Gina Carano is in the lead role, an attractive young lady who also happens to be an ex MMA fighter. As expected from someone with a background in martial arts – she can fight, do her own stunts and looks the business in the action scenes (she can act pretty well too). But, the action scenes themselves often look too much like Bourne – I know this is how these guys and gals are trained to fight, but Soderbergh is a clever enough director to think of different ways to shoot and stage things. In the large part, he doesn’t. Although,  it’s worth mentioning, that stunt and fight co-ordinators often have a hands on role actually directing scenes of this nature – where actors could get hurt with a mistimed kick or punch – so, it may not be all Soderbergh fault that the fight scenes feel a bit too much like Bourne, but it’s a weak excuse.

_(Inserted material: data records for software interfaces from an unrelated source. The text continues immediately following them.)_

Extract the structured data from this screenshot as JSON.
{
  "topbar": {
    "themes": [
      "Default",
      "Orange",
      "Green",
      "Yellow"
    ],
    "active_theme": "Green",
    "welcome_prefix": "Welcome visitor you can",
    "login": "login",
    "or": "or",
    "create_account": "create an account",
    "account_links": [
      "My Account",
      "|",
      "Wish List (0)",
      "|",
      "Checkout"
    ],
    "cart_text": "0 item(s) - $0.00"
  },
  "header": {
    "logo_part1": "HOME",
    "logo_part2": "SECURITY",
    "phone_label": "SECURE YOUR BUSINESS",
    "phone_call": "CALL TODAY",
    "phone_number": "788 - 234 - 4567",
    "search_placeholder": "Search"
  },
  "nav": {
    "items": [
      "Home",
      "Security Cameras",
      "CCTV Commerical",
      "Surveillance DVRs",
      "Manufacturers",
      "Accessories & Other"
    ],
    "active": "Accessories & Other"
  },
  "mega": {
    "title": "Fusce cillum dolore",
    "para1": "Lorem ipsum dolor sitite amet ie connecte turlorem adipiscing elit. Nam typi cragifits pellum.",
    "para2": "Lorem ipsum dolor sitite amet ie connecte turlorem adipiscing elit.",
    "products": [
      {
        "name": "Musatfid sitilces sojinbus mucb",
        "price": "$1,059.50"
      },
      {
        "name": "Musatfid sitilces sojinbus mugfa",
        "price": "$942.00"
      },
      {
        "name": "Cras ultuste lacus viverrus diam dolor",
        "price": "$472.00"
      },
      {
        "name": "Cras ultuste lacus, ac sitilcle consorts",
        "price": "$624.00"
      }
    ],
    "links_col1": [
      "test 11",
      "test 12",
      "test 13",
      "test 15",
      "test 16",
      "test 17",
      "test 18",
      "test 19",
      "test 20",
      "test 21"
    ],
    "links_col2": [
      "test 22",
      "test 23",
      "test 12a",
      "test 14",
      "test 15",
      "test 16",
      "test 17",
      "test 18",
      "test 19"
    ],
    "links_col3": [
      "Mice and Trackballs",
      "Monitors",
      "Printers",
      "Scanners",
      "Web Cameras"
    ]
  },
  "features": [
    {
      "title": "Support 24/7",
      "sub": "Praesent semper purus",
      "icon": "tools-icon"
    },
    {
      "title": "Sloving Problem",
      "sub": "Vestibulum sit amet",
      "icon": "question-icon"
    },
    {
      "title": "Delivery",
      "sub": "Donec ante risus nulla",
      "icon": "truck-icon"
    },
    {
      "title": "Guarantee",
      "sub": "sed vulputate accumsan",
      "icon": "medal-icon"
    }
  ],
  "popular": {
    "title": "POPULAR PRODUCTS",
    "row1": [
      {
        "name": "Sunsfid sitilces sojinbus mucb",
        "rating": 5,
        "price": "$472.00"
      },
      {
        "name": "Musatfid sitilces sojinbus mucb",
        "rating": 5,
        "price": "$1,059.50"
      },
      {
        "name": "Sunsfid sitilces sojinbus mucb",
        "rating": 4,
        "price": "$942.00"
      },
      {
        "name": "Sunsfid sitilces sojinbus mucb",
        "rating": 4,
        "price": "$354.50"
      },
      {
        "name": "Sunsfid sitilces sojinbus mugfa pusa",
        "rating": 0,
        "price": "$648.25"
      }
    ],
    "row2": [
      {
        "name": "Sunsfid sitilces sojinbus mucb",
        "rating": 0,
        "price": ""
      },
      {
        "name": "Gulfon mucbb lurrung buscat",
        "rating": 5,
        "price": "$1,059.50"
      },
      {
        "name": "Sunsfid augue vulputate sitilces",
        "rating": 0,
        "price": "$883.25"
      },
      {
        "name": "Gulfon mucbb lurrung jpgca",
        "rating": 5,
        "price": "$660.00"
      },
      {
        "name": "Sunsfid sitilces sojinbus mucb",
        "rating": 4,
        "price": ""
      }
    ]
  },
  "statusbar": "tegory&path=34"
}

Michael Douglas rocks up in a few scenes with impressive matter of factness, and Ewan McGregor is good as Carano’s handler, watch how he does some quick clever work to suggest that his character is a bit of a scumbag.  It’s also lovely of course to see the late Bill Paxton playing Carano’s dad.

I enjoyed the film a lot, as I said, its hard-boiled action taken down to its elements. But, I think with Soderbergh I just expected a little more. Maybe I’m wrong to do so, because this type of film is very hard to do well.

Matthew Cooper has been a scriptwriter for hire, UK Script editor  and UK script consultant for over 20 years. He’s written for most of the UK soaps, including writing award-winning episodes of Emmerdale, EastEnders, Hollyoaks and Family Affairs and has been BAFTA shortlisted and Royal Television Society nominated as a script writer. His UK script coverage service, Script reading service and script development service are highly sought after.

You can find some of his broadcast credits on the IMDb.

His directorial debut, the rubber reality horror thriller Markham was released in 2020. You can find out more about Matthew’s work as a director here.